I couldn't understand everything the West German television news anchors were saying as I sat in my hotel room in Bonn, 350 miles or so southwest. But even without translation, I could tell something momentous was happening that cold night in early November 1989. I felt drawn there, as I had lived in Germany a few years as a child and had visited Berlin as a college student.
I headed for the lobby of the Dreesen Hotel, which hugged the Rhine River and was where Adolf Hitler reportedly spent time planning his invasion of Poland. Americans gathered at the bar waved me over. We were part of a group of traveling journalists invited by the Atlantik-Bruecke Foundation to spend three weeks learning about Germany.
"The wall," one of them said. "They think it might be coming down."
"Are you sure?" I asked.
"That's what the Germans told me," he said. It was four months earlier that President Ronald Reagan had famously stood beside the man-made enforcer of Communism, demanding that Mikhail Gorbachev "tear down this wall."
We were scheduled to spend more time in Bonn, then the seat of the West German government. Our German hosts intended to take us to next to Munich, Nuremberg and finally West Berlin. But we all agreed we needed to persuade our hosts to take us to Berlin. Now. When we spoke to them, they were polite but firm in their reply. We have a schedule, they said. And we will stick to the schedule.
When we arrived in Munich, a number of us interviewed Germans there about the wall. But we kept our attention on Berlin, as the feeling of excitement only grew. We worried we might arrive there too late. I sensed history unfolding. I wanted to be in Berlin, the historical and emotional capital of all of Germany, when it happened.
Finally, we boarded a plane for Berlin. When the airplane wheels touched down, we rushed to the hotel. Then we dashed out, scanning the streets for a taxi. One pulled over.
"Brandenburg Gate," I said, as we all piled into the backseat of the Mercedes. "Has the wall opened up?"
"Not yet. But everybody's hoping." We threaded through traffic like an Indy race car.
As we drew near to the Brandenburg Gate, traffic began to back up. People streamed toward the gate. The city felt electrified. The gate, bathed in almost blinding white light, stood like a sentinel, waiting for the next chapter of its history to unfold. The taxi stood stuck in traffic.
"We'll walk," I said, handing the driver a wad of deutsche marks. He smiled and waved.
The three of us agreed to split up and regroup later. A dense crowd milled about and TV networks' crews filled the stands, waiting.
Suddenly, a young German man bolted. He ran toward the wall. As he reached the barricade, he flung his body against it. His arms grabbed the rounded railing. He hiked his right leg on top. No one moved. For a moment, no one even seemed to breathe.
He tried to lift himself up. An East German guard stepped toward him. He held his rifle at the ready. His stern face stared at the man, who dangled a few feet away. Since it went up overnight in 1961, many Germans, both from the West and the East, had been shot for trying to broach the wall. Everyone waited.

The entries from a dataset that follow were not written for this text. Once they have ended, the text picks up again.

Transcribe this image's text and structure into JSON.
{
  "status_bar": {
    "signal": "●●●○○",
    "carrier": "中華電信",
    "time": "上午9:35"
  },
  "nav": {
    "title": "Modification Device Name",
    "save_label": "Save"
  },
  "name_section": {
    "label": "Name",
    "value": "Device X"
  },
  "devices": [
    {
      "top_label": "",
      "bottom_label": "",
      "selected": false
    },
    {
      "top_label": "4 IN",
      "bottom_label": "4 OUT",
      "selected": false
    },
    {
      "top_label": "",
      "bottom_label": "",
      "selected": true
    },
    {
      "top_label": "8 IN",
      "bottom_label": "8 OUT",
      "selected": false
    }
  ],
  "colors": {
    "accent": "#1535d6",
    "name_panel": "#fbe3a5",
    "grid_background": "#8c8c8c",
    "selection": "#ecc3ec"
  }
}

The East German guard gently pushed him off. The man tumbled to the ground unhurt. A young woman reached up and handed the guard a flower. He paused. Slowly, he reached down, took the flower and placed it on the sling of his rifle. The crowd cheered. The guard smiled. He went back to patrolling.
I wanted a better look at the wall and East Berlin. I climbed a nearby tree and from its upper limbs, I saw the eastern sector and its wide boulevards and Linden trees. I noticed there were few military vehicles behind the guards; it was a more relaxed atmosphere than I had anticipated.
When I came down, I strolled through the crowd. People from all over the world were walking about, talking, giddy with expectation. It felt like being at a party, waiting for someone, or something, to make an entrance.
As I walked to the hotel in the early morning, I knew the real party would be soon. A few days later, on Nov. 9, East Germans began streaming into West Berlin. People on the western side headed for the wall.
They began to chip away at it. The West Germans' joy was palpable as they dismantled the wall using hammers, chisels, knives and rocks. They all wanted a piece of history. So did I. One of my friends knelt down. He took a chunk. He looked at me.
"Don't you want a souvenir?" he asked.
I headed his way. Then I stopped. I saw Germans cradling pieces of the wall with reverence. I saw tears welling up. With each piece chiseled away, it was as if years of separation and pain began to ebb. I realized that this was their wall. It belonged to them. So when my friend held out a piece for me to have, I shook my head.
"No, thanks," I said. "It doesn't belong to me."
Aly Colón is the former head of the Reporting, Writing and Editing Group at the Poynter Institute for Media Studies, a school for journalists that owns the St. Petersburg Times.